Hundreds gathered near the Washington Monument on Saturday advocating for science to play a larger role in society — and stressing how research already ripples through issues from guns to immigration.
Many donned lab coats and held signs that read "Science Not Silence" as they joined teach-ins at the National Mall on a summer-like April morning.
The science advocates in the nation's capital for the second annual March for Science were joining 500 marches worldwide to send one clear message to public officials: that evidence-based policy decisions are critical and science should not be ignored.
Cliff Andrew, 71, a part-time assistant professor of neurology at Johns Hopkins, emphasized the role of evidence underpinning other political issues beyond science advocacy.
"We live our lives in science, but we don't always push it politically and that's extremely important," Andrew said.
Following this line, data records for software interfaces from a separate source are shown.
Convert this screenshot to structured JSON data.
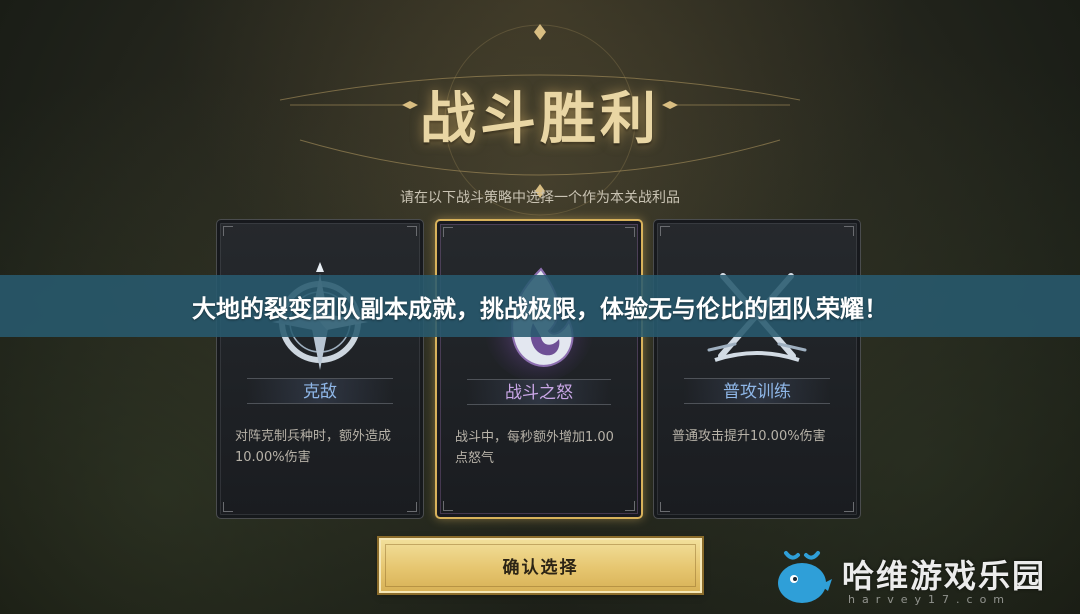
{
  "header": {
    "title": "战斗胜利",
    "subtitle": "请在以下战斗策略中选择一个作为本关战利品"
  },
  "cards": [
    {
      "name": "克敌",
      "description": "对阵克制兵种时，额外造成10.00%伤害",
      "icon": "compass-star-icon",
      "name_color": "#8fb7e8"
    },
    {
      "name": "战斗之怒",
      "description": "战斗中，每秒额外增加1.00点怒气",
      "icon": "purple-flame-icon",
      "name_color": "#c9a6e6",
      "selected": true
    },
    {
      "name": "普攻训练",
      "description": "普通攻击提升10.00%伤害",
      "icon": "crossed-swords-icon",
      "name_color": "#8fb7e8"
    }
  ],
  "confirm_button": {
    "label": "确认选择"
  },
  "banner": {
    "text": "大地的裂变团队副本成就，挑战极限，体验无与伦比的团队荣耀！"
  },
  "watermark": {
    "text": "哈维游戏乐园",
    "url": "harvey17.com"
  },
  "colors": {
    "accent_gold": "#e6c670",
    "banner_bg": "#285a6e"
  }
}
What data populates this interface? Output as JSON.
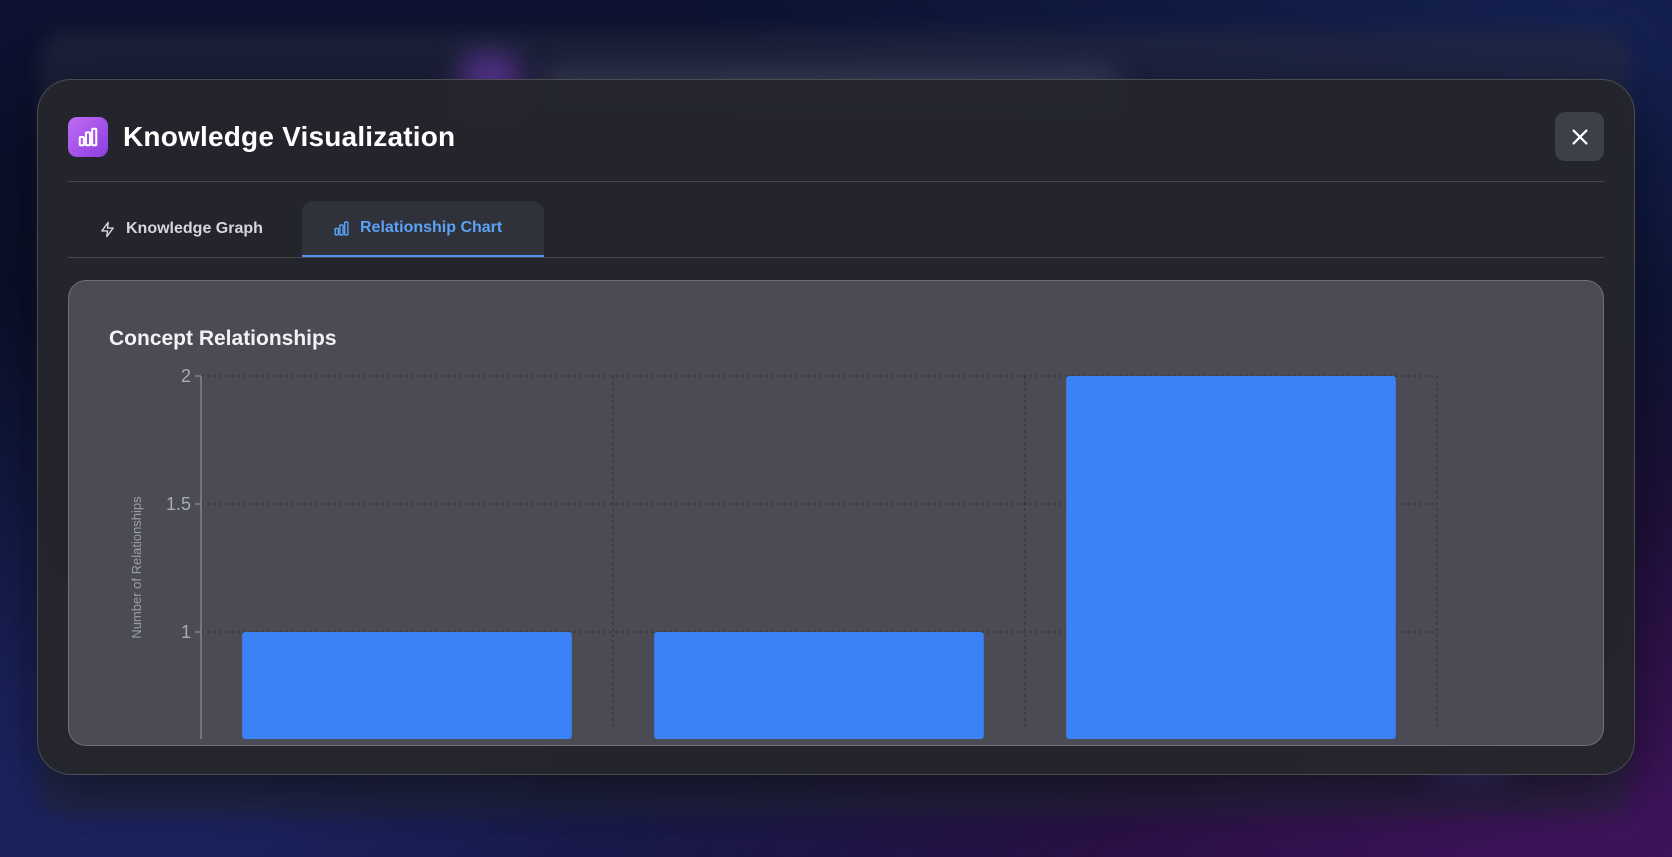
{
  "modal": {
    "title": "Knowledge Visualization",
    "header_icon": "bar-chart-icon",
    "close_icon": "close-icon"
  },
  "tabs": [
    {
      "label": "Knowledge Graph",
      "icon": "lightning-icon",
      "active": false
    },
    {
      "label": "Relationship Chart",
      "icon": "bar-chart-icon",
      "active": true
    }
  ],
  "colors": {
    "accent": "#4e97f0",
    "bar": "#3b82f6",
    "header_icon_gradient": [
      "#c06bf2",
      "#8b3ee0"
    ],
    "panel": "#4a4b55"
  },
  "chart_data": {
    "type": "bar",
    "title": "Concept Relationships",
    "xlabel": "",
    "ylabel": "Number of Relationships",
    "categories": [
      "",
      "",
      ""
    ],
    "values": [
      1,
      1,
      2
    ],
    "yticks": [
      "2",
      "1.5",
      "1"
    ],
    "ylim_visible": [
      0.66,
      2
    ],
    "grid": true
  }
}
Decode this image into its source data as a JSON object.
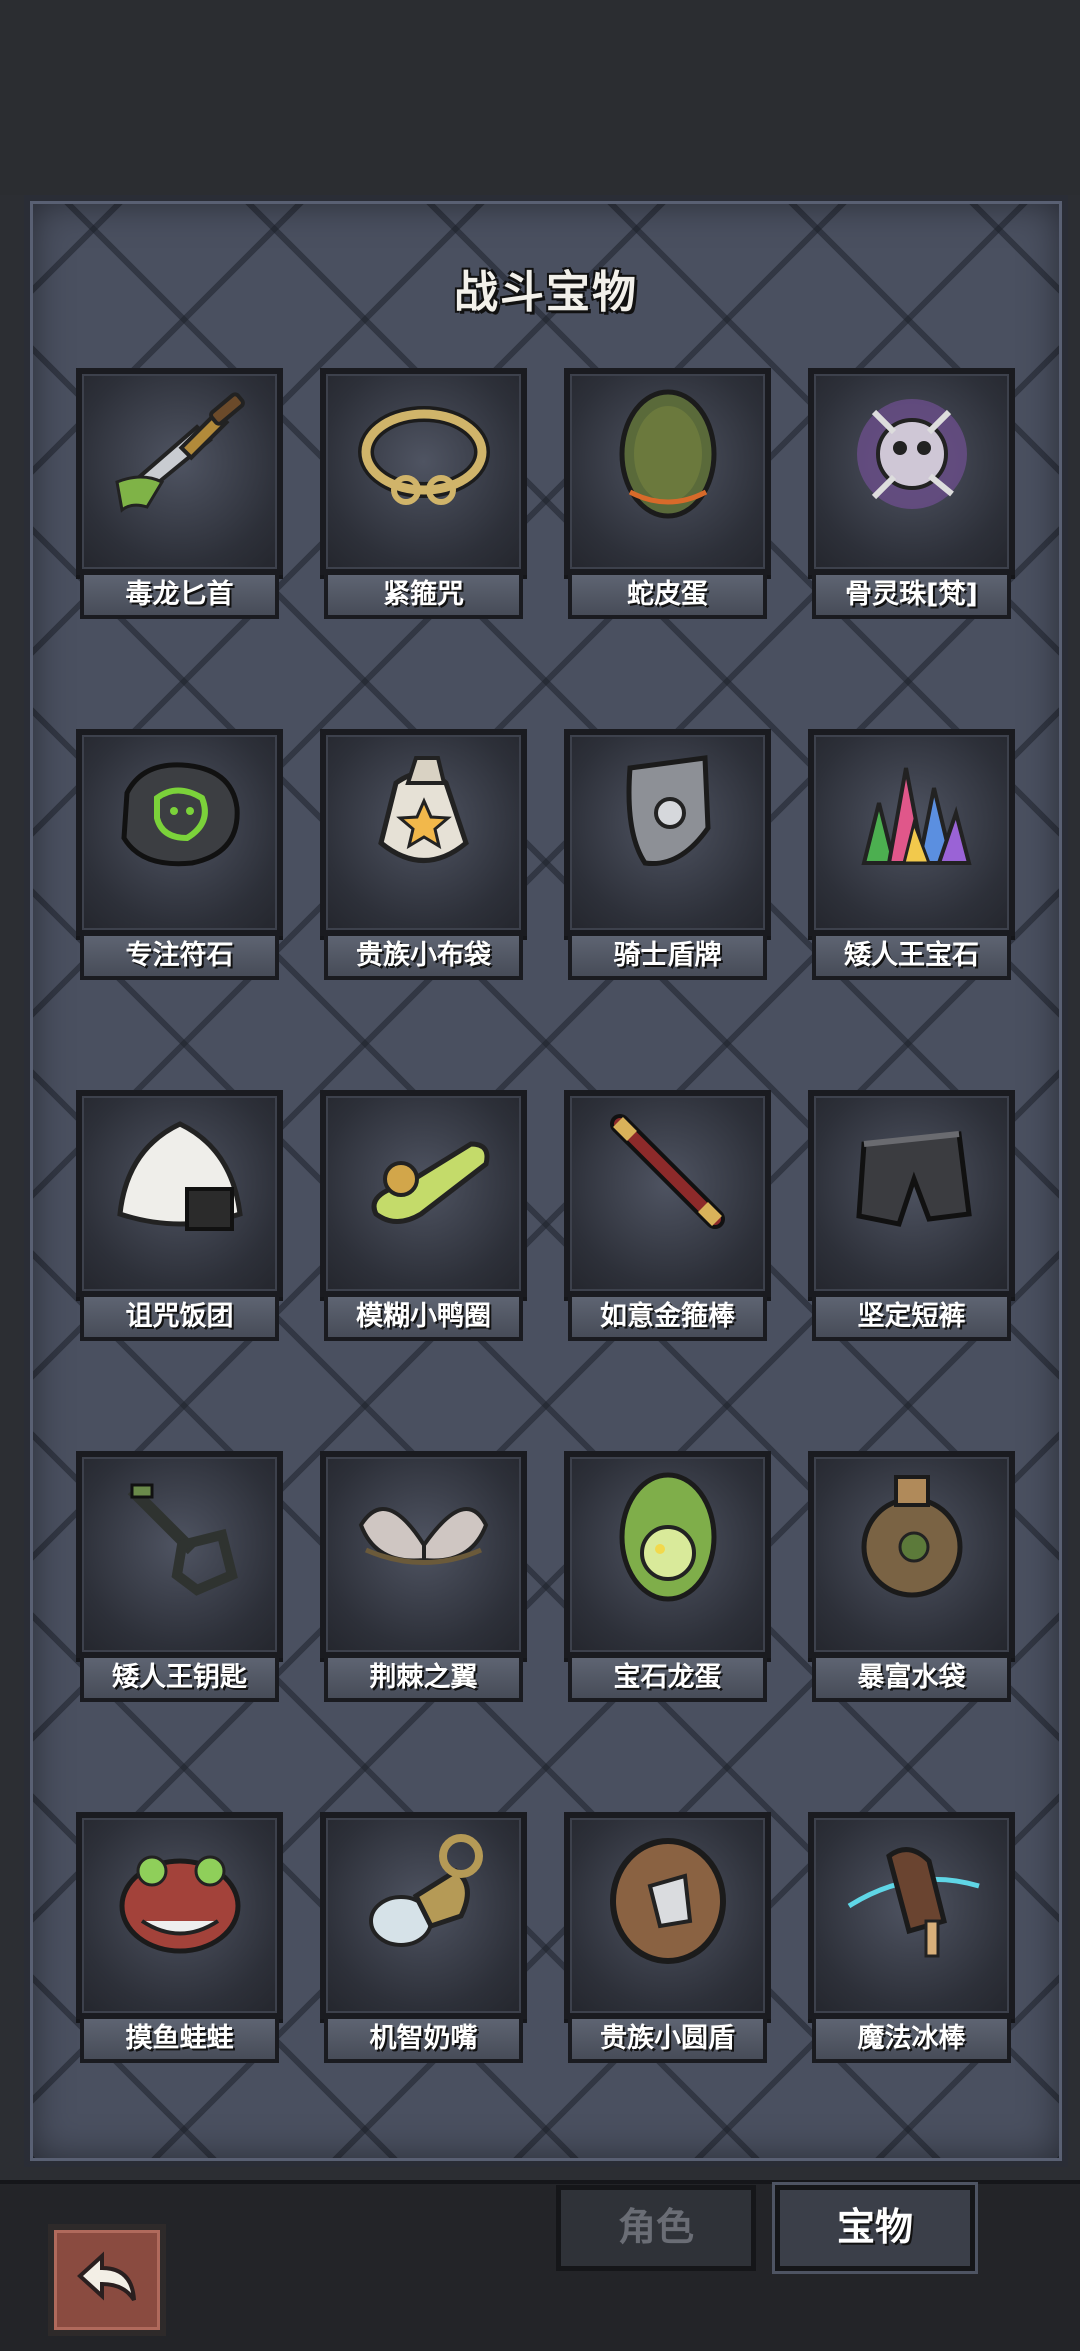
{
  "title": "战斗宝物",
  "items": [
    {
      "label": "毒龙匕首",
      "icon": "poison-dagger-icon"
    },
    {
      "label": "紧箍咒",
      "icon": "golden-band-icon"
    },
    {
      "label": "蛇皮蛋",
      "icon": "snakeskin-egg-icon"
    },
    {
      "label": "骨灵珠[梵]",
      "icon": "bone-orb-icon"
    },
    {
      "label": "专注符石",
      "icon": "focus-rune-icon"
    },
    {
      "label": "贵族小布袋",
      "icon": "cloth-bag-icon"
    },
    {
      "label": "骑士盾牌",
      "icon": "knight-shield-icon"
    },
    {
      "label": "矮人王宝石",
      "icon": "dwarf-gems-icon"
    },
    {
      "label": "诅咒饭团",
      "icon": "rice-ball-icon"
    },
    {
      "label": "模糊小鸭圈",
      "icon": "duck-ring-icon"
    },
    {
      "label": "如意金箍棒",
      "icon": "staff-icon"
    },
    {
      "label": "坚定短裤",
      "icon": "shorts-icon"
    },
    {
      "label": "矮人王钥匙",
      "icon": "key-icon"
    },
    {
      "label": "荆棘之翼",
      "icon": "thorn-wings-icon"
    },
    {
      "label": "宝石龙蛋",
      "icon": "dragon-egg-icon"
    },
    {
      "label": "暴富水袋",
      "icon": "water-flask-icon"
    },
    {
      "label": "摸鱼蛙蛙",
      "icon": "frog-icon"
    },
    {
      "label": "机智奶嘴",
      "icon": "pacifier-icon"
    },
    {
      "label": "贵族小圆盾",
      "icon": "round-shield-icon"
    },
    {
      "label": "魔法冰棒",
      "icon": "ice-pop-icon"
    },
    {
      "label": "",
      "icon": "fire-lotus-icon"
    },
    {
      "label": "",
      "icon": "sausage-dog-icon"
    },
    {
      "label": "",
      "icon": "curved-knife-icon"
    },
    {
      "label": "",
      "icon": "coffee-cup-icon"
    }
  ],
  "tabs": {
    "role": "角色",
    "treasure": "宝物"
  },
  "colors": {
    "panel": "#4a5060",
    "card": "#2d3039",
    "gold": "#c9a24a",
    "green": "#7bd23a"
  }
}
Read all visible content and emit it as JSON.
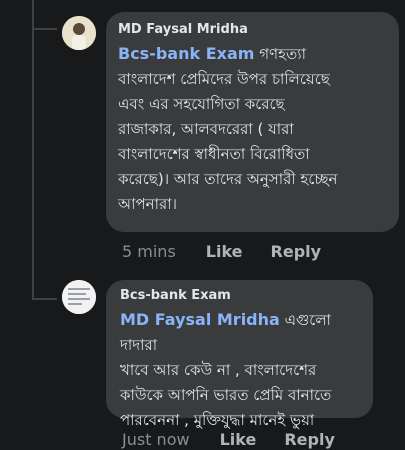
{
  "comments": [
    {
      "author": "MD Faysal Mridha",
      "mention": "Bcs-bank Exam",
      "text": " গণহত্যা\nবাংলাদেশ প্রেমিদের উপর চালিয়েছে\nএবং এর সহযোগিতা করেছে\nরাজাকার, আলবদরেরা ( যারা\nবাংলাদেশের স্বাধীনতা বিরোধিতা\nকরেছে)। আর তাদের অনুসারী হচ্ছেন\nআপনারা।",
      "time": "5 mins",
      "like": "Like",
      "reply": "Reply"
    },
    {
      "author": "Bcs-bank Exam",
      "mention": "MD Faysal Mridha",
      "text": " এগুলো দাদারা\nখাবে আর কেউ না , বাংলাদেশের\nকাউকে আপনি ভারত প্রেমি বানাতে\nপারবেননা ,  মুক্তিযুদ্ধা মানেই ভুয়া",
      "time": "Just now",
      "like": "Like",
      "reply": "Reply"
    }
  ]
}
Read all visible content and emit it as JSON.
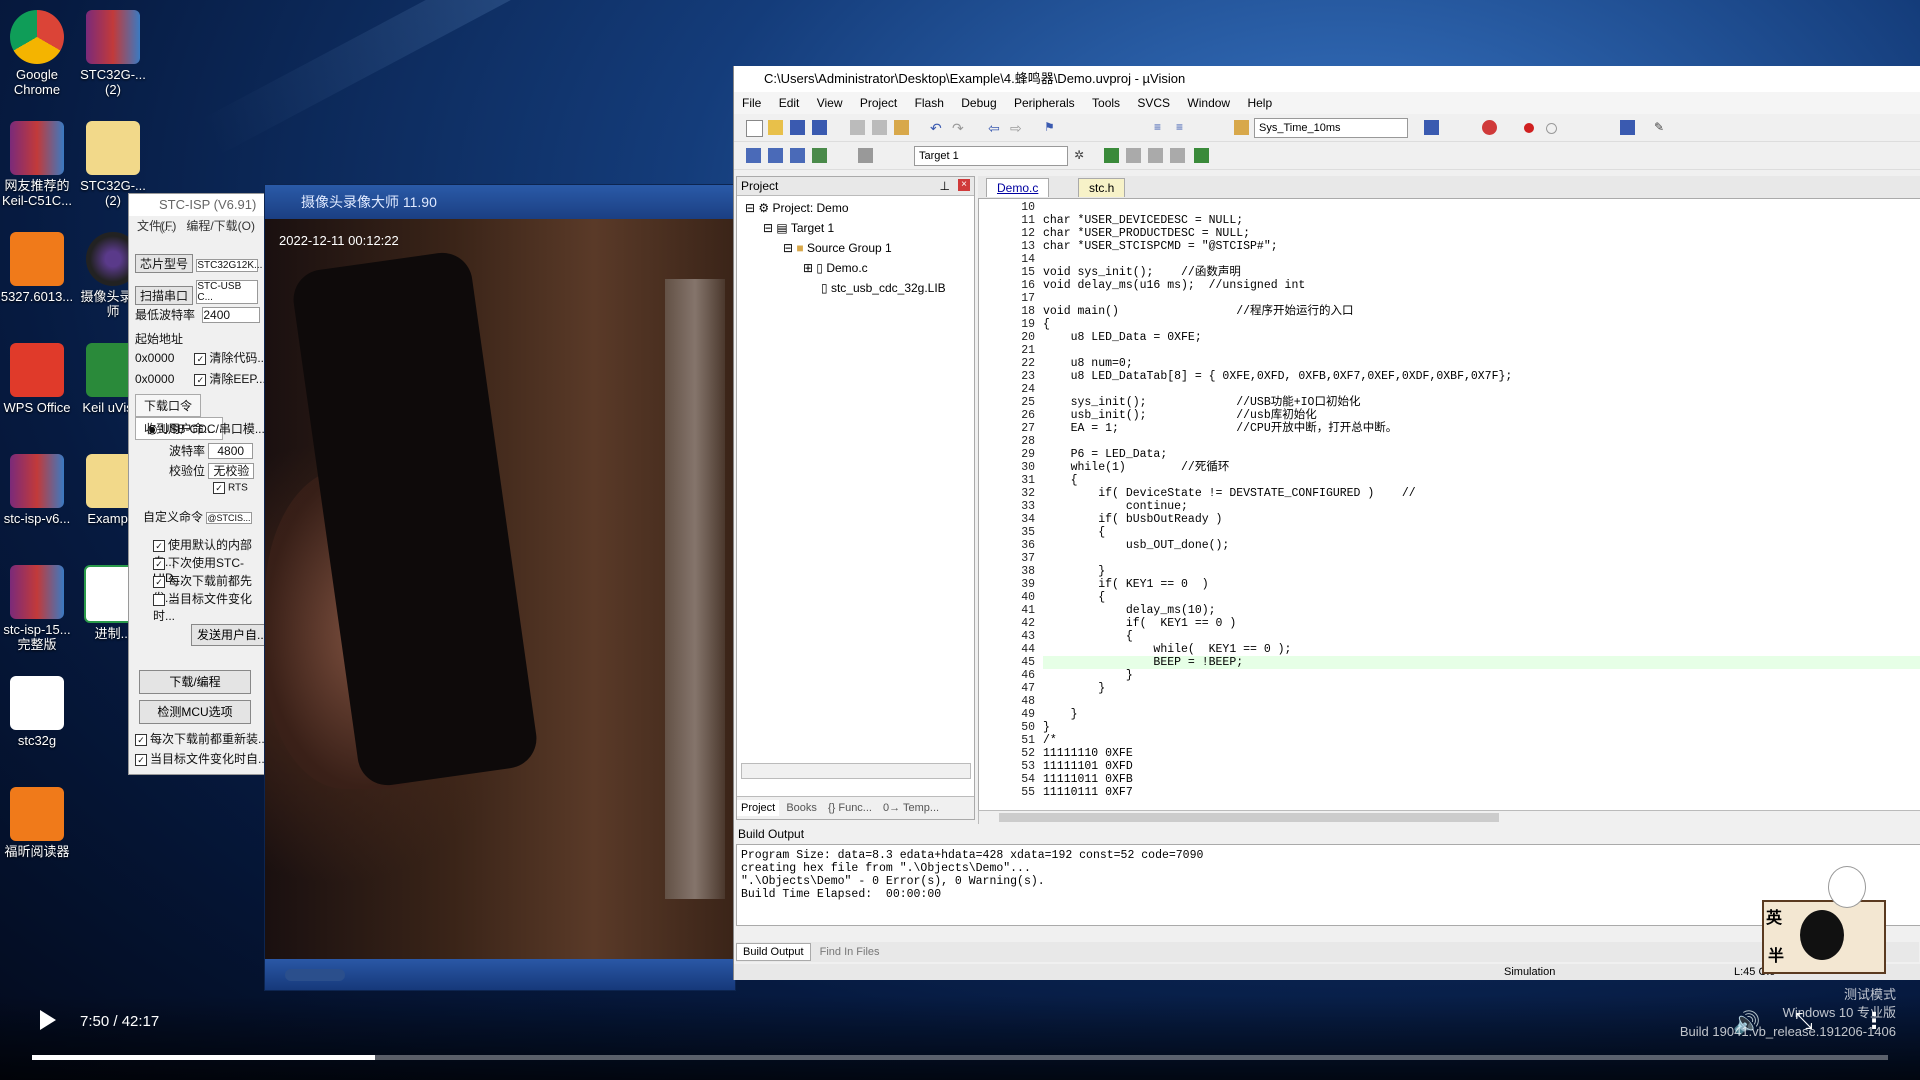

He attended both the March for Our Lives and Women's March, advocating for gun legislation and women's issues earlier this year, but said the science march is the most important one.
"It's not sexy like guns," Andrew said of the March For Science. But he pointed out how scientific facts play a role in the issue of gun violence.
The 2017 march took place one month after President Trump, who has called global warming a hoax, signed an executive order aimed at rolling back Obama-era climate change and environmental policies. Trump said his priority in signing the order was America's energy independence and job creation.
Science advocates say they want to keep the spotlight on the critical role science plays in daily lives and encourage government leaders to make science a part of their platforms.
Turnout this year is not expected to be as large as the first march. But that didn't deter those passionate about science.
Gay Gibson of Richmond, Va., attended the D.C. march with her daughter Sophie, a sixth-grader who wants to be a veterinarian.
"I have huge concerns about the future for my children around the environment," Gibson said. "We're all connected."
She said her daughter was most concerned with issues around carbon dioxide levels that contribute to global climate change, further exacerbating droughts. She cited the ongoing issue of water in Cape Town — where reservoirs may soon run dry because of drought — as one of her concerns.
"We need as a whole world to pay attention to what's going on because the reality is we could run out of water," Gibson said.
For many, this march is a part of a larger movement of rallies to show support for issues that they say the Trump administration is opposing.
Ashley Sisson, 27, from D.C. called it an "abomination" how Trump regards science. A neo-natal nurse, Sisson said science advocates need to be more vocal.
"The people who are involved in science aren't the people who are making the most noise. They're just doing the work," Sisson said. "It's not a glamorous thing to be in a lab everyday."
Sisson attended the march in D.C. last year along with Wendy Southwell, 46, who is from the Caribbean. Southwell said her home island was destroyed by a string of deadly hurricanes over the summer. "It's gotten worse to me," Southwell said of the state of science in society since the last march.
The intersection of science and other social issues remained at the forefront of some marchers' minds.
Colin Jones, 29, from Vienna, Va., doesn't have a scientific background but still sees value in prioritizing science. "If you go at something with only a science background or only with a public policy lens, you're going to miss the intersection between the two," he said.
Jones hopes the march continues the larger push to re-energize civil society and public participation in policy issues.
"There was a general lull of complacency while a more progressive and more liberal administration was in power," he said.
Evelyn Valdez-Ward, 24, from Houston is a graduate student at UC Irvine. A DREAMer, Valdez-Ward said science and immigration are interconnected issues. "I can't go out of the country and other people can't come in. If we were able to work together globally, then we can answer our world's problems," she said
Valdez-Ward studies soil science and climate change and thinks about how the world will be able to feed its population with current agricultural practices. But her road to research wasn't an easy one. She said she faced a lot of challenges trying to find graduate school opportunities given her immigration status.
"I would get a lot of pushback and obstacles, and they would say 'No, we don't accept illegals' without considering my scientific ability at all," she said.